It’s kind of interesting meeting up, and chatting, with the manager (or the owner) of the fishing company that owns the boat. One thing I learned is how much they value a good observer. The crew man who finds the good logs and the prize foamers is worth his weight in gold. If the helicopter pilot can get along with the number one ‘fishfinder’, then that is truly great. So another way of looking at it is this:
what counts is hitting it off with the ‘number one observer’…
Sure, there are often two or three observers, who take it in turns to fly in the helicopter.

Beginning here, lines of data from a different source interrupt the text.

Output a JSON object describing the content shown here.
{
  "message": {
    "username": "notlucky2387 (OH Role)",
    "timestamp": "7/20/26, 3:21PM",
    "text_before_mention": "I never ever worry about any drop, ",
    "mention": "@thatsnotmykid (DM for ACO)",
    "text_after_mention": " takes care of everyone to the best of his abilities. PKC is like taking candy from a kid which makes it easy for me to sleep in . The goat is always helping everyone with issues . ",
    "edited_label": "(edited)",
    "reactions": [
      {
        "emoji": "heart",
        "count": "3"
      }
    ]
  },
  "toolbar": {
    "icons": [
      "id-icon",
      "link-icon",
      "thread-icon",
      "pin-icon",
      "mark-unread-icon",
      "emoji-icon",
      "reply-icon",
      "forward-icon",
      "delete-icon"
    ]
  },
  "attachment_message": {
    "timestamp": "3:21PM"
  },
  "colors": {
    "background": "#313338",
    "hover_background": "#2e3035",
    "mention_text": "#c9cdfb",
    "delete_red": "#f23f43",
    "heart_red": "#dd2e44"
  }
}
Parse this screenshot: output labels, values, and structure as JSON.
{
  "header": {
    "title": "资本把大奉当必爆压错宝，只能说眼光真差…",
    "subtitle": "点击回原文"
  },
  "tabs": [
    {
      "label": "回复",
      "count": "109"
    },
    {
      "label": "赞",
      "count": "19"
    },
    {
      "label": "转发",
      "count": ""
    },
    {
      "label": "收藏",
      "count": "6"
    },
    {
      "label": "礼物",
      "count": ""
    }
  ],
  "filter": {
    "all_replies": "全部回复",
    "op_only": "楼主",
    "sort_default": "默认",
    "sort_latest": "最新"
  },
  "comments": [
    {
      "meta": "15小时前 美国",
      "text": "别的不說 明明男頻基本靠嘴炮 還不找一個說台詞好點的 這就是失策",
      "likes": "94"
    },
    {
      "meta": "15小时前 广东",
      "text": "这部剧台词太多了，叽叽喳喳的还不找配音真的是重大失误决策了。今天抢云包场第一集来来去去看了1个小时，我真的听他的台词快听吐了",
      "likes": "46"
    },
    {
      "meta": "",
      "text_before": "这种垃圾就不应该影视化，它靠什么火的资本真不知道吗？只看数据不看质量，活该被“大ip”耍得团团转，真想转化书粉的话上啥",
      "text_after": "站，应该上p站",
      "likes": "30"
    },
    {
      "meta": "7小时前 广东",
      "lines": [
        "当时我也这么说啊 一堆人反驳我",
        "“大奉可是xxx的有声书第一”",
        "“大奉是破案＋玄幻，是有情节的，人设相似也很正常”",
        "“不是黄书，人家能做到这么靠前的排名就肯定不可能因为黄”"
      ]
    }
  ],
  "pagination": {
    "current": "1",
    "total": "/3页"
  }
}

Or you will have a main observer, with one or two ‘reserves’, if Number One wants a break. But the relationship that really matters -apart from that with the captain – is that with the acknowledged ‘number one fish finder’. Because fish finding is serious and tiring business (imagine concentrating and holding binoculars up to your eyes for two hours), these ‘ace’ guys tend to be serious about their business. That’s okay!
Other ways of upsetting your observer are technical rather than psychological.
Different tuna pilots have all been guilty of one, more, or all of the following sins:
* ‘losing sight of floating logs’ whilst orbiting.
* ‘insisting on huge amounts of fuel reserves’, and therefore cutting
a promising flight short
* ‘running scarily low on fuel’
* ‘turning beautiful noise into a sudden loud silence’ (running outta gas)
* ‘being rough on the controls’
* ‘setting unreasonably strict wind and weather limits’
* ‘unfamiliarity with GPS systems’ (being a SINR)
* ‘turning left rather than right (his side), so he can’t see’
* ‘waffling all over the shop when trying to drop a radio buoy’
* ‘scaring him to death on take-off and landing’
And, finally, what’s really going to upset him:
The best way to keep your observer happy is to be a real SAFETY orientated guy.
If you are – it shows!